TAMPA — If you plan to run for mayor of Tampa in March, now is the time to lay the groundwork.
Mayor Bob Buckhorn is doing just that, but there are no signs anybody else is.
How thin is the field? At one point, radio shock jock Bubba the Love Sponge Clem said he might challenge Buckhorn.
"I'd love to get in some debates with him," Clem said in January. No surprise there: Buckhorn once called Clem a "complete moron" in an email that later became public.
But despite vowing to "make it my mission to destroy" Buckhorn, Clem did not follow through by registering to vote in Tampa at least a year before the next mayoral term starts in April, as is required by the city charter.
And beyond Bubba?
"I haven't heard anyone talking about it," former Mayor Dick Greco said. "Bob's doing a good job. He's everywhere.

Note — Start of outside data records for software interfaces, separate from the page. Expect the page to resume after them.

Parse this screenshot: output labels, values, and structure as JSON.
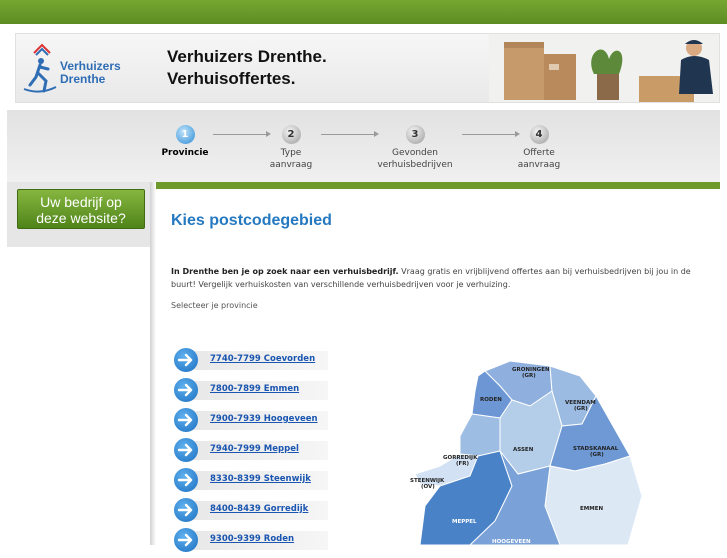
{
  "header": {
    "logo_line1": "Verhuizers",
    "logo_line2": "Drenthe",
    "tagline_line1": "Verhuizers Drenthe.",
    "tagline_line2": "Verhuisoffertes."
  },
  "steps": [
    {
      "number": "1",
      "label_line1": "Provincie",
      "label_line2": ""
    },
    {
      "number": "2",
      "label_line1": "Type",
      "label_line2": "aanvraag"
    },
    {
      "number": "3",
      "label_line1": "Gevonden",
      "label_line2": "verhuisbedrijven"
    },
    {
      "number": "4",
      "label_line1": "Offerte",
      "label_line2": "aanvraag"
    }
  ],
  "sidebar": {
    "button_line1": "Uw bedrijf op",
    "button_line2": "deze website?"
  },
  "main": {
    "title": "Kies postcodegebied",
    "intro_bold": "In Drenthe ben je op zoek naar een verhuisbedrijf.",
    "intro_rest": " Vraag gratis en vrijblijvend offertes aan bij verhuisbedrijven bij jou in de buurt! Vergelijk verhuiskosten van verschillende verhuisbedrijven voor je verhuizing.",
    "select_label": "Selecteer je provincie"
  },
  "postcodes": [
    "7740-7799 Coevorden",
    "7800-7899 Emmen",
    "7900-7939 Hoogeveen",
    "7940-7999 Meppel",
    "8330-8399 Steenwijk",
    "8400-8439 Gorredijk",
    "9300-9399 Roden"
  ],
  "map_labels": {
    "groningen": "GRONINGEN",
    "groningen_sub": "(GR)",
    "roden": "RODEN",
    "veendam": "VEENDAM",
    "veendam_sub": "(GR)",
    "assen": "ASSEN",
    "stadskanaal": "STADSKANAAL",
    "stadskanaal_sub": "(GR)",
    "gorredijk": "GORREDIJK",
    "gorredijk_sub": "(FR)",
    "steenwijk": "STEENWIJK",
    "steenwijk_sub": "(OV)",
    "emmen": "EMMEN",
    "meppel": "MEPPEL",
    "hoogeveen": "HOOGEVEEN"
  },
  "colors": {
    "topbar": "#6a9a2a",
    "accent_blue": "#2579c1",
    "link_blue": "#1a55b0",
    "button_green": "#5f922a"
  }
}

A lot of good things are happening. … Unless you have a number of things that people are dissatisfied about, it's not easy to run against an incumbent."
Tampa's strong mayor form of government gives first-term mayors wide latitude to set the city's agenda and reinforce their already high name recognition. Typically, they do just that.

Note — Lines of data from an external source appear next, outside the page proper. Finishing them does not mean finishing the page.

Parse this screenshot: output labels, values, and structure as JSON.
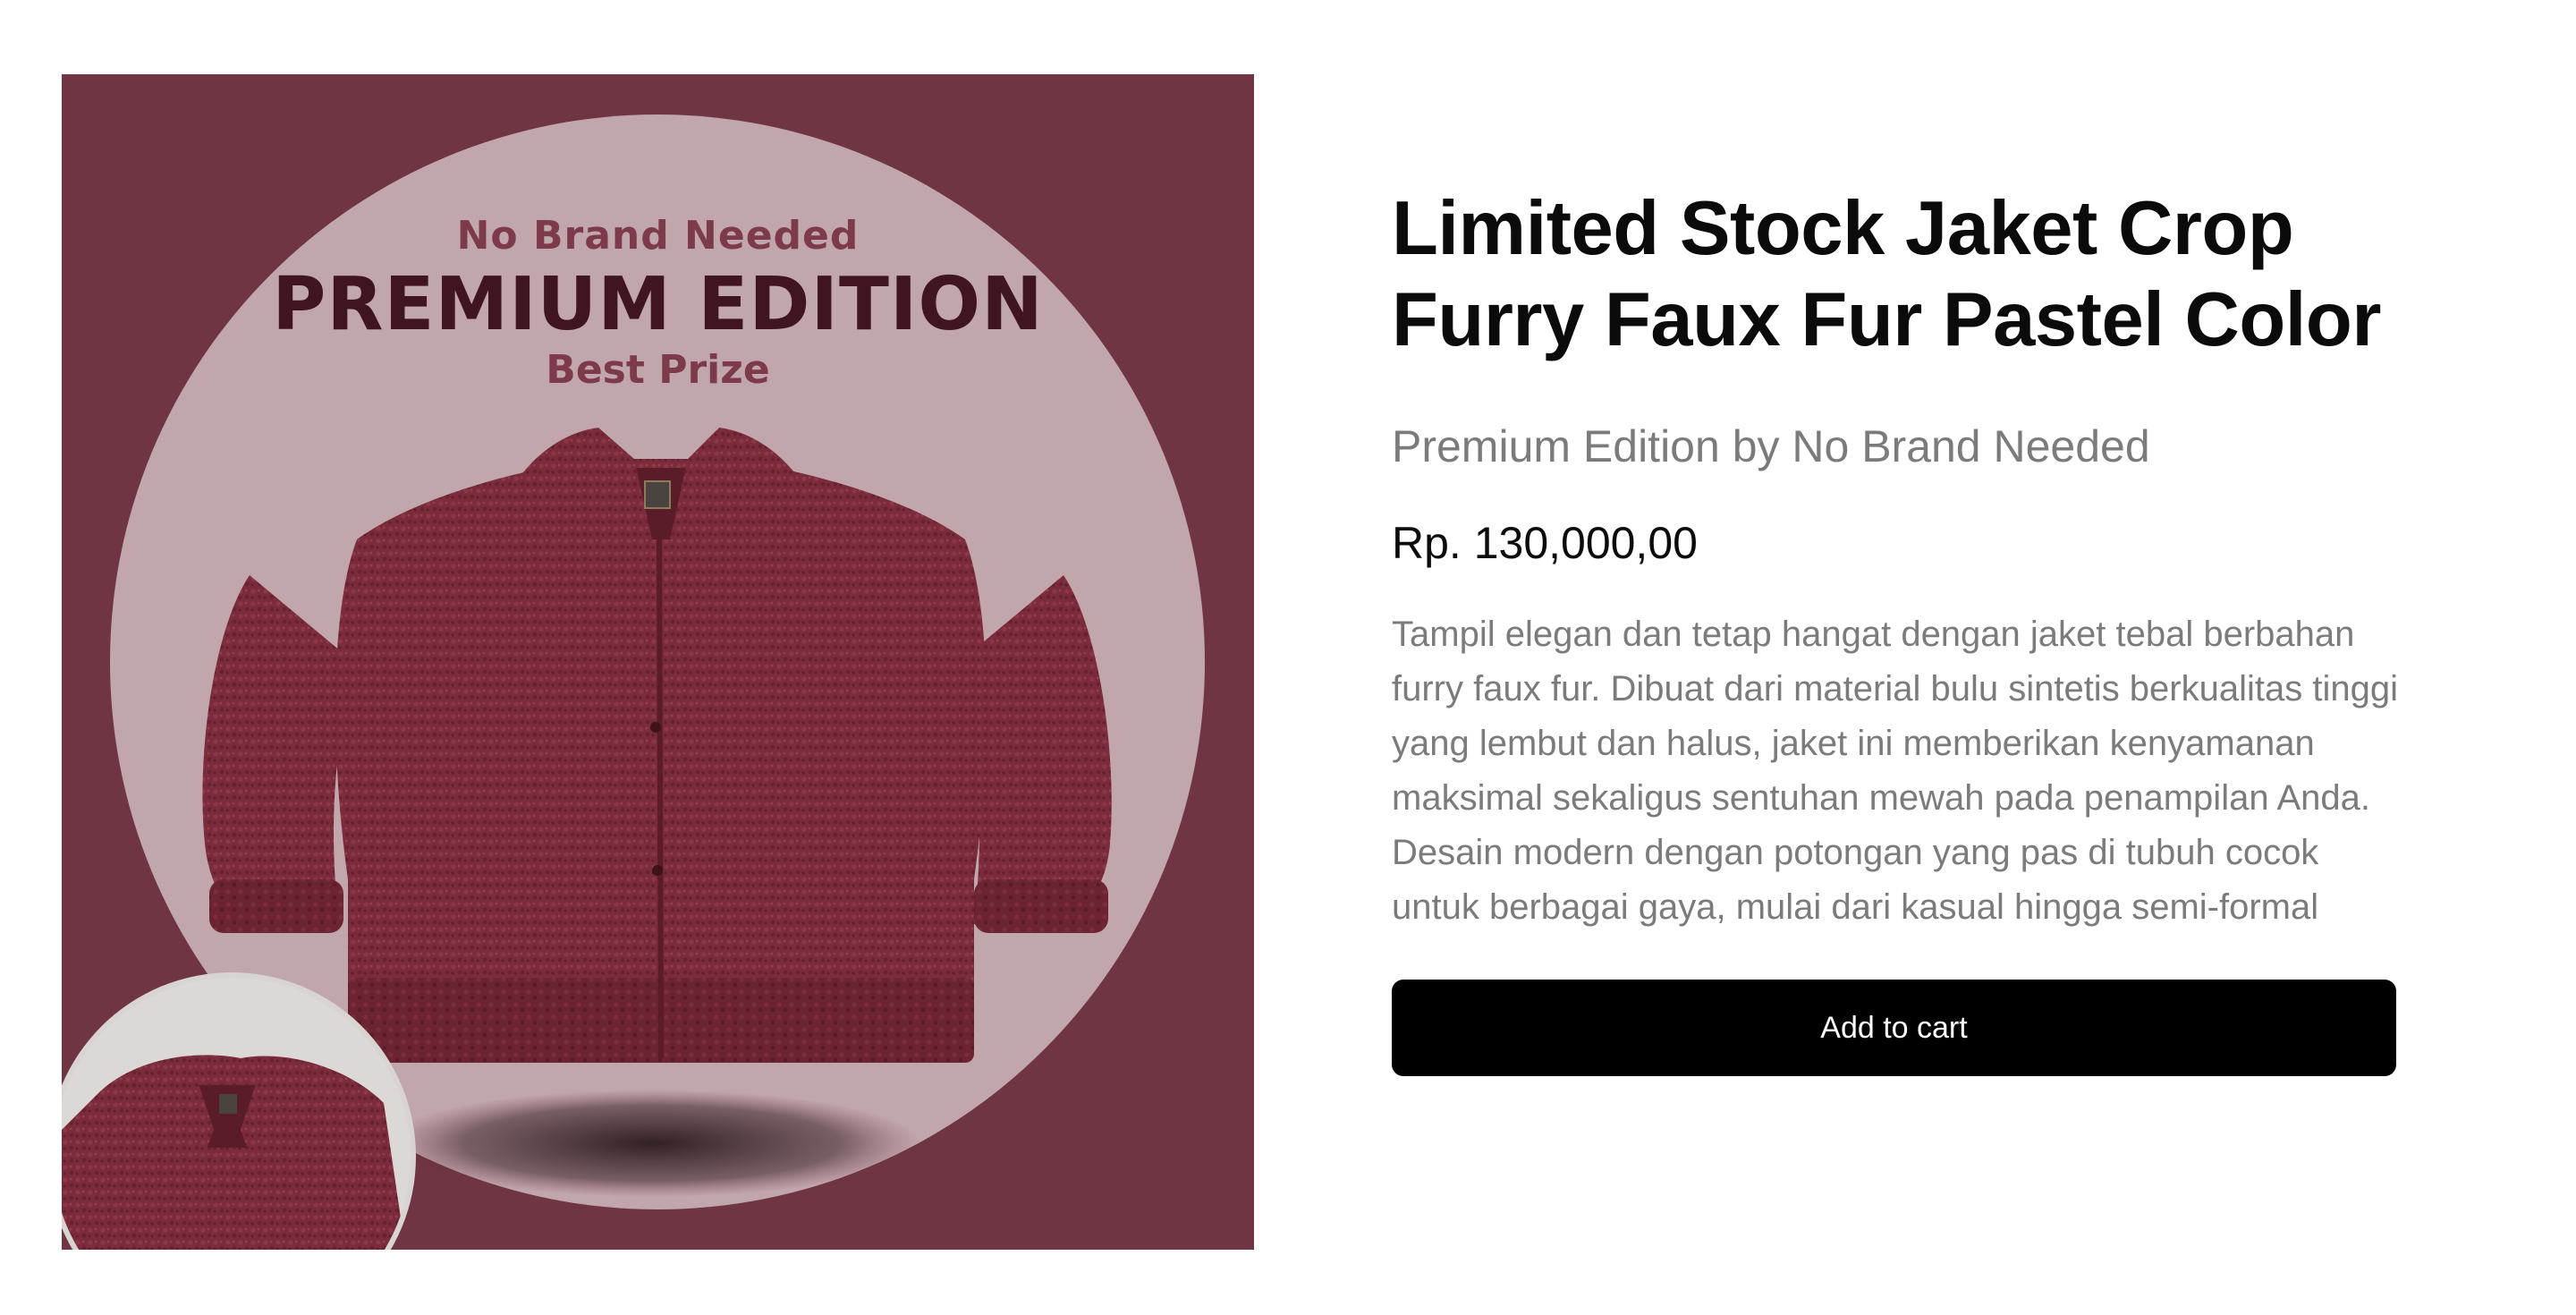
{
  "product": {
    "image": {
      "brand_text": "No Brand Needed",
      "edition_text": "PREMIUM EDITION",
      "tagline_text": "Best Prize",
      "background_color": "#703542",
      "circle_color": "#c1a6ab",
      "jacket_color": "#7a2b3c"
    },
    "title": "Limited Stock Jaket Crop Furry Faux Fur Pastel Color",
    "subtitle": "Premium Edition by No Brand Needed",
    "price": "Rp. 130,000,00",
    "description": "Tampil elegan dan tetap hangat dengan jaket tebal berbahan furry faux fur. Dibuat dari material bulu sintetis berkualitas tinggi yang lembut dan halus, jaket ini memberikan kenyamanan maksimal sekaligus sentuhan mewah pada penampilan Anda. Desain modern dengan potongan yang pas di tubuh cocok untuk berbagai gaya, mulai dari kasual hingga semi-formal",
    "add_to_cart_label": "Add to cart"
  }
}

Tampa's last four mayors all won second terms with ease. Pam Iorio won 79 percent of the vote. Greco was unopposed. Sandra Freedman turned back a challenge from a City Council member with 71 percent of the vote. Bob Martinez was re-elected with 80 percent of the vote.

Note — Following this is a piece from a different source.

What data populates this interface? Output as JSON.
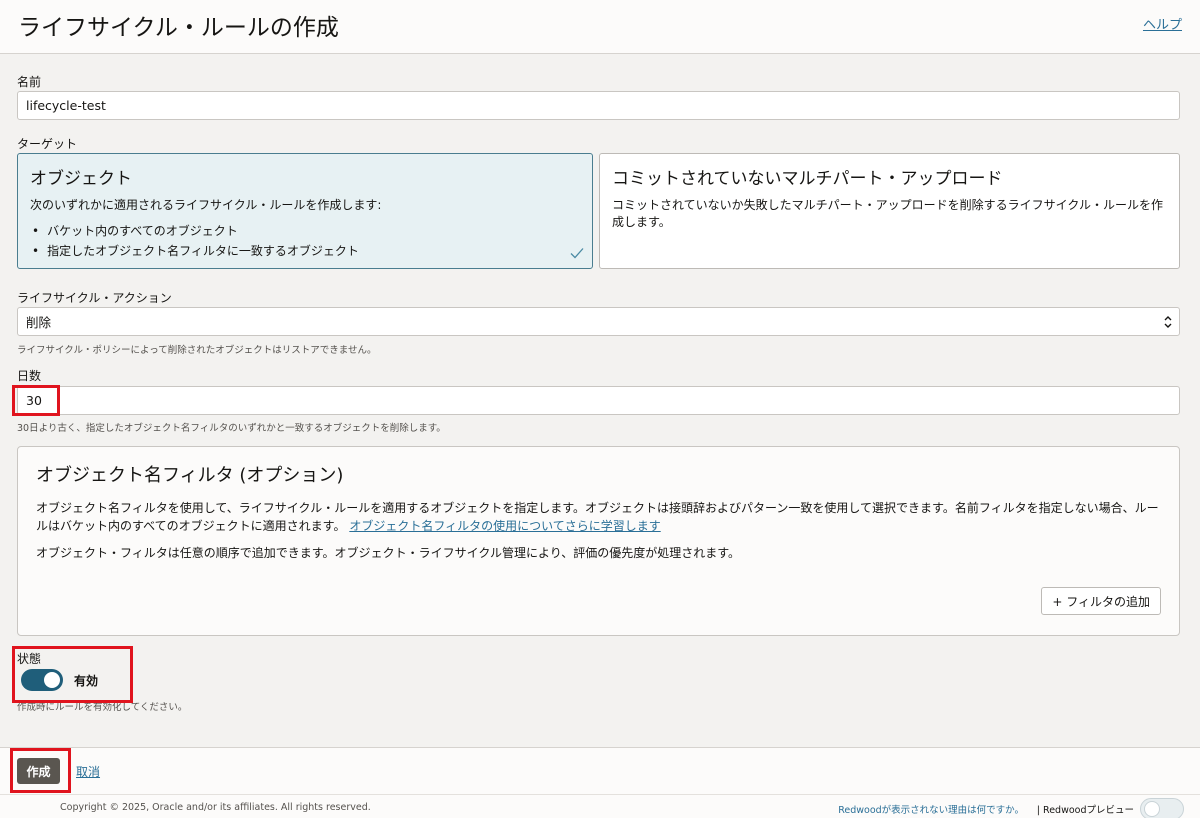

Ask around about potential challengers to Buckhorn, and one name that comes up is Stephanie Agliano, the former director of community affairs for Tampa Electric.
About a month after Buckhorn took office, Tampa's La Gaceta weekly tabloid speculated that Agliano's departure from her Tampa Electric job might have had something to do with her support for former County Commissioner Rose Ferlita, whom Buckhorn defeated in the mayoral runoff in 2011.
It didn't, Agliano said. Her retirement was not politically driven, she said, and she continues to work with the utility through a consulting firm she runs. While flattered to be mentioned, she has no plans to challenge Buckhorn.
"My father was smart," Agliano said. "Better to be a kingmaker than a king."
Buckhorn said he first wants to take care of the city budget, which he will submit to the City Council on July 24, but plans to launch a re-election campaign later this summer.
"I will prepare as if there were 10 people running," he said. "We'll prepare for anybody who chooses to put their hat in the ring. I'm not going to be running against them. I'm running to finish my job."
The way Buckhorn runs City Hall gives him plenty of practice for campaigning, with a regular schedule of ribbon-cuttings, project kickoffs and other public appearances.
A media-savvy politician — his father was a long-time wire service reporter; his brother shoots video at the White House for CNN — Buckhorn stays in the public eye by being accessible to reporters and having a knack for the memorable quote (see: the Rays baseball stadium debate, when he once famously told then-St. Petersburg Mayor Bill Foster, "I'm not going to be the boyfriend in your divorce.")
And his annual state-of-the-city speeches not only highlight their settings (Curtis Hixon Waterfront Park, the historic Kress building, the old Tampa trolley barn), but have a campaign rally feel, with inspirational videos and stadium-rock anthems by U2 and Bruce Springsteen setting the mood.
This is no coincidence. Like Buckhorn himself, his public affairs director, Ali Glisson, comes from a political background, and City Hall's events and public statements consistently hit Buckhorn's favorite themes.
Those themes — let's change Tampa's "economic DNA" by making City Hall more business-friendly, let's make the river the center of downtown and let's attract smart young professionals — carried over from his campaign to his administration, and will carry back to the campaign again. When he talks about why he wants a second term, Buckhorn said Tampa has made progress and is getting close to a tipping point.
"I've got a lot that I want to finish," he said. "We're on the verge of something really, really special here, and I'd like to see it to fruition."
While someone with high name recognition could wait longer, La Gaceta publisher and political consultant Patrick Manteiga said most candidates can't wait much beyond September to get started.
And in any case, it won't be easy.
"No matter what you do, it's going to be hard to raise money against Bob Buckhorn," Manteiga said. "The only people who would contribute would be those who are not happy with him and want him to know it."
There are people who are not happy with Buckhorn?
"There's not a lot who would want him to know it," Manteiga said.
Times researcher John Martin contributed to this report. Contact Richard Danielson at firstname.lastname@example.org or (813) 226-3403. Follow @Danielson_Times.